P729 CEEFAX 729 Wed 3 Feb 21:01/30 |B220D20F|a17T/OSB12|i14 DXT|m428FF|s÷n1 ÷efter it I y build up a negative number  number entry routineN In the end I deci ded to  akes the code simpler and  light side effect of invalidating the la rgest I entionfd beforeN Aft—p  fen tfrMhnated, and the code reaches the ## ck to see if the sign I t is the number is negative and we simpl y M 80). I emory as a variable to  f this routine to other bases more  ghtforward You should try to convert t o base 8, or  derstand how it works and that I  plained it clearly enough. In each case , of course,  racters 0-7 for octal and 0-9 AF

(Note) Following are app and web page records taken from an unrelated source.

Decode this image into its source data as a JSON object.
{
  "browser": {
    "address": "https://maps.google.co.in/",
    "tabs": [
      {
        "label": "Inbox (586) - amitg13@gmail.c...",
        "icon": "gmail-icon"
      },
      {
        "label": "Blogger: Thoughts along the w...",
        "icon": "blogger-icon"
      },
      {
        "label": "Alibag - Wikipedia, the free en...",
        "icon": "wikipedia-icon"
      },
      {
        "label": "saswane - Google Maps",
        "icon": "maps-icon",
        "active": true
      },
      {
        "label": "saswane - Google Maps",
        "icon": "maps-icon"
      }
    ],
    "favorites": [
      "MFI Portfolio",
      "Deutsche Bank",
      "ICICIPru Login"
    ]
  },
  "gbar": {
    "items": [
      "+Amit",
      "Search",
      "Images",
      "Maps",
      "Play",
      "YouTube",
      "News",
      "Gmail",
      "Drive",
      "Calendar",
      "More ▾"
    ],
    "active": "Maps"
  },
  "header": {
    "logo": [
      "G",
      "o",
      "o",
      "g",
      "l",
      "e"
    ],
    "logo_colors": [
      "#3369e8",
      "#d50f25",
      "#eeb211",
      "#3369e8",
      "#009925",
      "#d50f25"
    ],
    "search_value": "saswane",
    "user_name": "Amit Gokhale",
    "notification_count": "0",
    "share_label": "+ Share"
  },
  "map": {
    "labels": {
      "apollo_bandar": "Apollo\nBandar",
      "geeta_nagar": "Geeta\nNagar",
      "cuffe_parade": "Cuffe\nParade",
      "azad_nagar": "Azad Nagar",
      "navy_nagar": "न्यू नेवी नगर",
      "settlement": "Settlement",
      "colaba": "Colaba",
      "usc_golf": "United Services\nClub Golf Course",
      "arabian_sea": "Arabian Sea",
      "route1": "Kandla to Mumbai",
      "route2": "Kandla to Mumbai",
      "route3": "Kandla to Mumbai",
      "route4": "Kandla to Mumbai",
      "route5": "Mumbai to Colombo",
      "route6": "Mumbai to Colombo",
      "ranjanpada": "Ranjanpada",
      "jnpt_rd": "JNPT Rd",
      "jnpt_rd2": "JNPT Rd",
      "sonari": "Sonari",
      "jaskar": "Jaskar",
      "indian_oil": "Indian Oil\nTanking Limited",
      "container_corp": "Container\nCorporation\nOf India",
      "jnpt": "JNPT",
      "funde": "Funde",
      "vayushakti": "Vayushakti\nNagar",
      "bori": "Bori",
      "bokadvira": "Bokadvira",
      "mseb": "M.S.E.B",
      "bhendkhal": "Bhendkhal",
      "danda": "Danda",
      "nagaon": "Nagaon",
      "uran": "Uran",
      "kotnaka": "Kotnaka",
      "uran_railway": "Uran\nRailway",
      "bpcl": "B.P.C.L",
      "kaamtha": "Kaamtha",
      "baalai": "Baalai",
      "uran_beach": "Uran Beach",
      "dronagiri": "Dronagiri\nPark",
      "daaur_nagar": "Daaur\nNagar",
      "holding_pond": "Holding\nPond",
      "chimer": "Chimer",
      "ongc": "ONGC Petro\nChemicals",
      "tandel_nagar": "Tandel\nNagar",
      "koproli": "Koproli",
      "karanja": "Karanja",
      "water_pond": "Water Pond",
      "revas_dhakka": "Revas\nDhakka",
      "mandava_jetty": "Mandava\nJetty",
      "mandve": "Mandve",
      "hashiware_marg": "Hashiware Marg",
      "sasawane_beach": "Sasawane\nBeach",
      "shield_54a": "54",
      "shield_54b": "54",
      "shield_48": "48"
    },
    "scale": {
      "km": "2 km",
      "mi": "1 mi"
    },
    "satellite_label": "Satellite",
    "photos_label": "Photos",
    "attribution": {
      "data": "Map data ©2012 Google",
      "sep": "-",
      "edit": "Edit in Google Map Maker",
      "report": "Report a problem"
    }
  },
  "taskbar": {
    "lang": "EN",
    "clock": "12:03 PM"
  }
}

P729 CEEFAX 729 Wed 3 Feb 21:00/00 |B220E20F ÷efor hexadecimal. T w e first subtract thd ASCII value of '0' from it (48) and then call a subroutine at 'process#numberg. A we multiply the number held in dic—t#ws  it (held in  produce a new partial result in # . NNH p that catches any  sets the top bit (becomes negative) during this ddition If that happens the number has overflowed 4 NT at line 3050. I have chten the  rotate error traps different messages so you can see  deliberatdly enter huge numbfrs. Y ght try deleting the traps and seeing wh at happensN T bit belt and braces since I am  nced it catches anythin£. d save X to the stack because X is holding the c|c
P729 CEEFAX 729 Wed 3 Feb 21:00/20 |B220F20F ÷eurrent  d so we must not lose it. T## base' subroutine uses 4 bytes at  as  he multiplier in the  the timeN If a number rotates to set hd top bit thdn we have another overflow situation and that  160N Otherwise this section of code is a straightforward multiplication where t he multiplier is  thf multiplicand is 4 bytes in size. I wanted to put the final result back in digit#ws so lines  cross there. The BASIC routine  line 3430 and 3460 enables you to check the results. T with multi-byte multiplication,  led multiple precision multiplication, i n a more  